Well, first of all, I’m going to shamelessly borrow the line the opposite of woke is asleep. I think that’s brilliant John. So let me just share a story with you for a moment. So I once had a client who was doing a real estate development, a mixed use where you have entertainment, sports, shopping residential. I was in a meeting, I was the only woman in the room that were 11 men. They were really excited to show me because we were going to be their innovation partner. They were showing me the development and pictures and had this fabulous par with families. This is going to be a family destination. I looked at that, and I said, “Where’s the bathroom?” There was dead silence in the room. And they were, “We don’t know.” No one knew. I said, “Well, you have all these families, right?” You would bring kids. They had to go ask, and it turns out that the nearest bathroom to this beautiful park was a football field away. I said, “That’s not going to work.” You’re not going to have families with small children.
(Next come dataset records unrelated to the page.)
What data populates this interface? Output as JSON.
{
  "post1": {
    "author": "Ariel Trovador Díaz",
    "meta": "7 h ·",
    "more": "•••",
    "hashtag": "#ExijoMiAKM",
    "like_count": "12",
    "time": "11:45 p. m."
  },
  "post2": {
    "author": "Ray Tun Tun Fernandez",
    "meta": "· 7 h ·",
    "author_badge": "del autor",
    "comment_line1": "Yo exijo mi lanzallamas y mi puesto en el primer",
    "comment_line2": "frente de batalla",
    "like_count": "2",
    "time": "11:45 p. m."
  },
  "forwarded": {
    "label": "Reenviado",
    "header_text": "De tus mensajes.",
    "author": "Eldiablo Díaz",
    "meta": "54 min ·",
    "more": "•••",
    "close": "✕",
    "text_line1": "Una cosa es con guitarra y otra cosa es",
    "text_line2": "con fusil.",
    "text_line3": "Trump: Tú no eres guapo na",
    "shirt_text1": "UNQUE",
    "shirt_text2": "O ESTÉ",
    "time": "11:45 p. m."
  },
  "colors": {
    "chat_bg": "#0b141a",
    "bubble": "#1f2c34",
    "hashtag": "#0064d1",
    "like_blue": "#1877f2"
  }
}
Why is that important? And actually, the CEO said to me, “Julie, so I guess that’s why some diversity on my team might have been helpful.” Because this was a mixed use, families, all this, and they didn’t have anybody who reflected whole segments of those who were going to use that facility. This is something I think P&G is so great at understanding, you must reflect those who you are serving. It’s not about woke, asleep. It’s about business value.

For Accenture, we have a sustainability practice that’s growing double digits. Why? Because it brings value to our clients. We attract some of the best talent in the world. Our people care about sustainability. So we have to care about sustainability. Diversity, we are innovation-led, there’s lots of studies that say, if you don’t have diverse teams, you are not as innovative. So all of those things. This is about business value. And it’s about one more thing. And this is where, I just love the values we share as companies with P&G and Accenture is we are stewards and we have to do the right thing. Pay equity, protecting the planet and making sure that everyone has an opportunity, that is the right thing. I will never apologize for being a company that always does the right thing. I don’t think anybody should apologize for that.

Last question, from our audience member. AI was mentioned. What are some of the other core skills or competencies that Accenture measures in its employees?

So we currently have TQ. We have 11 assessments and they range from everything from AI, Cloud, data, agile ways of working, and sustainability. Those are some of the big ones. Probably the most important thing that we think about like when we’re hiring, for example, is we asked one simple question, we say, “What have you learned in the last six months?” And that really shows you what we’re looking for. We don’t care if you learn how to make paella.

It is not easy.

It is not, that’s what my husband says, that’s his specialty, except I have to chop everything up. But that’s another story. The sous chef.

Being a learner is the most important thing that we measure in the people that we hire and that we invest in. If there’s one thing that, I know we have some young people watching, those who take away is, be a learner. It is a lifetime activity. I’m a great example. I was a general counsel the knew nothing about technology and now I you know get to lead one of the greatest technology companies in the world. That was only because I was willing to be a learner.

Julie Sweet, thank you so much for coming to Signal. It was a pleasure speaking with you.